Looking forward to the next six months of my rookie journey, I will keep doing what I'm doing, and how I'm doing it, making those subtle changes needed to improve performance and safety - especially with winter fast approaching.

Safe travels. And remember, today is a good day; tomorrow will be better!

Regional:

Regional Route

Usually refers to a driver hauling freight within one particular region of the country. You might be in the "Southeast Regional Division" or "Midwest Regional". Regional route drivers often get home on the weekends which is one of the main appeals for this type of route.

Dispatcher:

Dispatcher, Fleet Manager, Driver Manager

The primary person a driver communicates with at his/her company. A dispatcher can play many roles, depending on the company's structure. Dispatchers may assign freight, file requests for home time, relay messages between the driver and management, inform customer service of any delays, change appointment times, and report information to the load planners.

HOS:

Hours Of Service

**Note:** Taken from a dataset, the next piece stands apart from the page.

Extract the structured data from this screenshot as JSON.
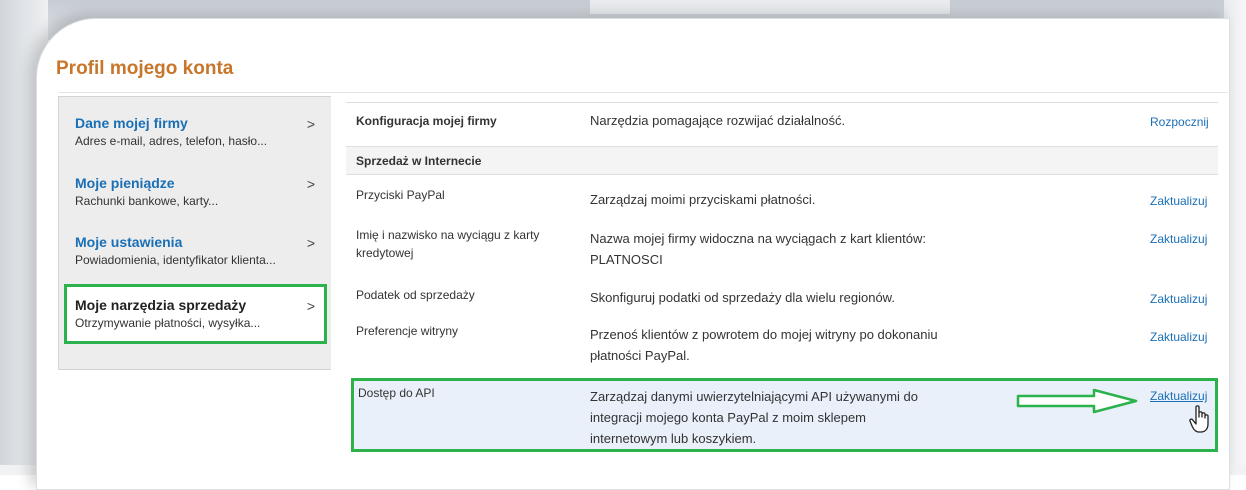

HOS refers to the logbook hours of service regulations.
Dennis L's Comment
member avatar

Congratulations Bill! +33k miles in a quarter is very good for a new driver. You’ve worked hard and earned it, plus the extra bonuses.

I’m a little jealous wanting to get back out on the road!

Page 1 of 2 Next Page Go To Page:

New Reply:

New! Check out our help videos for a better understanding of our forum features

Bold
Italic
Underline
Quote
Photo
Link
Smiley
Links On TruckingTruth


example: TruckingTruth Homepage



example: https://www.truckingtruth.com
Submit
Cancel
Upload New Photo
Please enter a caption of one sentence or less:

Click on any of the buttons below to insert a link to that section of TruckingTruth:

Getting Started In Trucking High Road Training Program Company-Sponsored Training Programs Apply For Company-Sponsored Training Truck Driver's Career Guide Choosing A School Choosing A Company Truck Driving Schools Truck Driving Jobs Apply For Truck Driving Jobs DOT Physical Drug Testing Items To Pack Pre-Hire Letters CDL Practice Tests Trucking Company Reviews Brett's Book Leasing A Truck Pre-Trip Inspection Learn The Logbook Rules Sleep Apnea
Done
Done

0 characters so far - 5,500 maximum allowed.
Submit Preview

Preview:

Submit
Cancel

This topic has the following tags:

Veriha Trucking Advice For New Truck Drivers Becoming A Truck Driver Driver Responsibilities First Solo Months On The Road First Truck Driving Job
Click on any of the buttons above to view topics with that tag, or you can view a list of all forum tags here.

Join Us!

We have an awesome set of tools that will help you understand the trucking industry and prepare for a great start to your trucking career. Not only that, but everything we offer here at TruckingTruth is 100% free - no strings attached! Sign up now and get instant access to our member's section:
High Road Training Program Logo
  • The High Road Training Program
  • The High Road Article Series
  • The Friendliest Trucker's Forum Ever!
  • Email Updates When New Articles Are Posted

Apply For Paid CDL Training Through TruckingTruth

Did you know you can fill out one quick form here on TruckingTruth and apply to several companies at once for paid CDL training? Seriously! The application only takes one minute. You will speak with recruiters today. There is no obligation whatsoever. Learn more and apply here:

Apply For Paid CDL Training

About Us

TruckingTruth was founded by Brett Aquila (that's me!), a 15 year truck driving veteran, in January 2007. After 15 years on the road I wanted to help people understand the trucking industry and everything that came with the career and lifestyle of an over the road trucker. We'll help you make the right choices and prepare for a great start to your trucking career.

Read More

Becoming A Truck Driver

Becoming A Truck Driver is a dream we've all pondered at some point in our lives. We've all wondered if the adventure and challenges of life on the open road would suit us better than the ordinary day to day lives we've always known. At TruckingTruth we'll help you decide if trucking is right for you and help you get your career off to a great start.

Learn More